DIRECTIONS FOR THIS TASK -
The entries are to be given again in full. Every word must match.

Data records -
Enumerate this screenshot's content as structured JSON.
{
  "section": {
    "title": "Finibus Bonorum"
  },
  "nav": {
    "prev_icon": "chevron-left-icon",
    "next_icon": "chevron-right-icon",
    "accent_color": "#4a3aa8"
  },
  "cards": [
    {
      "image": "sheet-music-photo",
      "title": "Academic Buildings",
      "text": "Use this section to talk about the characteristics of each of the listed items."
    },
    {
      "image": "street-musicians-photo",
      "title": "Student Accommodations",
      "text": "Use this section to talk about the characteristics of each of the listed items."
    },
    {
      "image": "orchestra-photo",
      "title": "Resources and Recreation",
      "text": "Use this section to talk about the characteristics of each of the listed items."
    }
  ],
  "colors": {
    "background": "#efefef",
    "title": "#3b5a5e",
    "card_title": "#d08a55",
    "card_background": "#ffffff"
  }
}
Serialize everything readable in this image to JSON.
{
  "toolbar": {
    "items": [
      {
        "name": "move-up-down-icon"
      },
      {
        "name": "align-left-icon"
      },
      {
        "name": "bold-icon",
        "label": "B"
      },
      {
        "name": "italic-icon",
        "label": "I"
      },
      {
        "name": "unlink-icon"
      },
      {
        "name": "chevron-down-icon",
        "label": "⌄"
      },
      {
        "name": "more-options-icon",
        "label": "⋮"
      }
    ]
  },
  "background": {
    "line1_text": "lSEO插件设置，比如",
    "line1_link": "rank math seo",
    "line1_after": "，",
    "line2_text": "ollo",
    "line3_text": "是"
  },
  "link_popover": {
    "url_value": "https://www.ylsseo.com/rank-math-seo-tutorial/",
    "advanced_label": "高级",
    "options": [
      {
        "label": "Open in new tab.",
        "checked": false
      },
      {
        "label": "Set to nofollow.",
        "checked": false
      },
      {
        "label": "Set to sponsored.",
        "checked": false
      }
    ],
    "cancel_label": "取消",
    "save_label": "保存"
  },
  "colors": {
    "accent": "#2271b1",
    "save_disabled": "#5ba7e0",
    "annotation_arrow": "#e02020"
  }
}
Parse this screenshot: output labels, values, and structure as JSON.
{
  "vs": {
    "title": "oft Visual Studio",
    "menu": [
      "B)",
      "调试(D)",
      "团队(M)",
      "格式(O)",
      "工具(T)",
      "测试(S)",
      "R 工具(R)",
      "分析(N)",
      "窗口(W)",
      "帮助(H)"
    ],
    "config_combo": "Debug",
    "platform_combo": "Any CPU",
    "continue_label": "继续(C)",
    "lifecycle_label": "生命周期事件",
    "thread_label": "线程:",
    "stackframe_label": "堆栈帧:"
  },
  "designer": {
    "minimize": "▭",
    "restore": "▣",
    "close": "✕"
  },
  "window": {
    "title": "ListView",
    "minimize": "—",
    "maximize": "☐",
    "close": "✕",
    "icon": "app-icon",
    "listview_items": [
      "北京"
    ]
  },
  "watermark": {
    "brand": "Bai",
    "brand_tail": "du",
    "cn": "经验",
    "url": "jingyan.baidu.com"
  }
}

THE ANSWER -
Enumerate this screenshot's content as structured JSON.
{
  "section": {
    "title": "Finibus Bonorum"
  },
  "nav": {
    "prev_icon": "chevron-left-icon",
    "next_icon": "chevron-right-icon",
    "accent_color": "#4a3aa8"
  },
  "cards": [
    {
      "image": "sheet-music-photo",
      "title": "Academic Buildings",
      "text": "Use this section to talk about the characteristics of each of the listed items."
    },
    {
      "image": "street-musicians-photo",
      "title": "Student Accommodations",
      "text": "Use this section to talk about the characteristics of each of the listed items."
    },
    {
      "image": "orchestra-photo",
      "title": "Resources and Recreation",
      "text": "Use this section to talk about the characteristics of each of the listed items."
    }
  ],
  "colors": {
    "background": "#efefef",
    "title": "#3b5a5e",
    "card_title": "#d08a55",
    "card_background": "#ffffff"
  }
}
Serialize everything readable in this image to JSON.
{
  "toolbar": {
    "items": [
      {
        "name": "move-up-down-icon"
      },
      {
        "name": "align-left-icon"
      },
      {
        "name": "bold-icon",
        "label": "B"
      },
      {
        "name": "italic-icon",
        "label": "I"
      },
      {
        "name": "unlink-icon"
      },
      {
        "name": "chevron-down-icon",
        "label": "⌄"
      },
      {
        "name": "more-options-icon",
        "label": "⋮"
      }
    ]
  },
  "background": {
    "line1_text": "lSEO插件设置，比如",
    "line1_link": "rank math seo",
    "line1_after": "，",
    "line2_text": "ollo",
    "line3_text": "是"
  },
  "link_popover": {
    "url_value": "https://www.ylsseo.com/rank-math-seo-tutorial/",
    "advanced_label": "高级",
    "options": [
      {
        "label": "Open in new tab.",
        "checked": false
      },
      {
        "label": "Set to nofollow.",
        "checked": false
      },
      {
        "label": "Set to sponsored.",
        "checked": false
      }
    ],
    "cancel_label": "取消",
    "save_label": "保存"
  },
  "colors": {
    "accent": "#2271b1",
    "save_disabled": "#5ba7e0",
    "annotation_arrow": "#e02020"
  }
}
Parse this screenshot: output labels, values, and structure as JSON.
{
  "vs": {
    "title": "oft Visual Studio",
    "menu": [
      "B)",
      "调试(D)",
      "团队(M)",
      "格式(O)",
      "工具(T)",
      "测试(S)",
      "R 工具(R)",
      "分析(N)",
      "窗口(W)",
      "帮助(H)"
    ],
    "config_combo": "Debug",
    "platform_combo": "Any CPU",
    "continue_label": "继续(C)",
    "lifecycle_label": "生命周期事件",
    "thread_label": "线程:",
    "stackframe_label": "堆栈帧:"
  },
  "designer": {
    "minimize": "▭",
    "restore": "▣",
    "close": "✕"
  },
  "window": {
    "title": "ListView",
    "minimize": "—",
    "maximize": "☐",
    "close": "✕",
    "icon": "app-icon",
    "listview_items": [
      "北京"
    ]
  },
  "watermark": {
    "brand": "Bai",
    "brand_tail": "du",
    "cn": "经验",
    "url": "jingyan.baidu.com"
  }
}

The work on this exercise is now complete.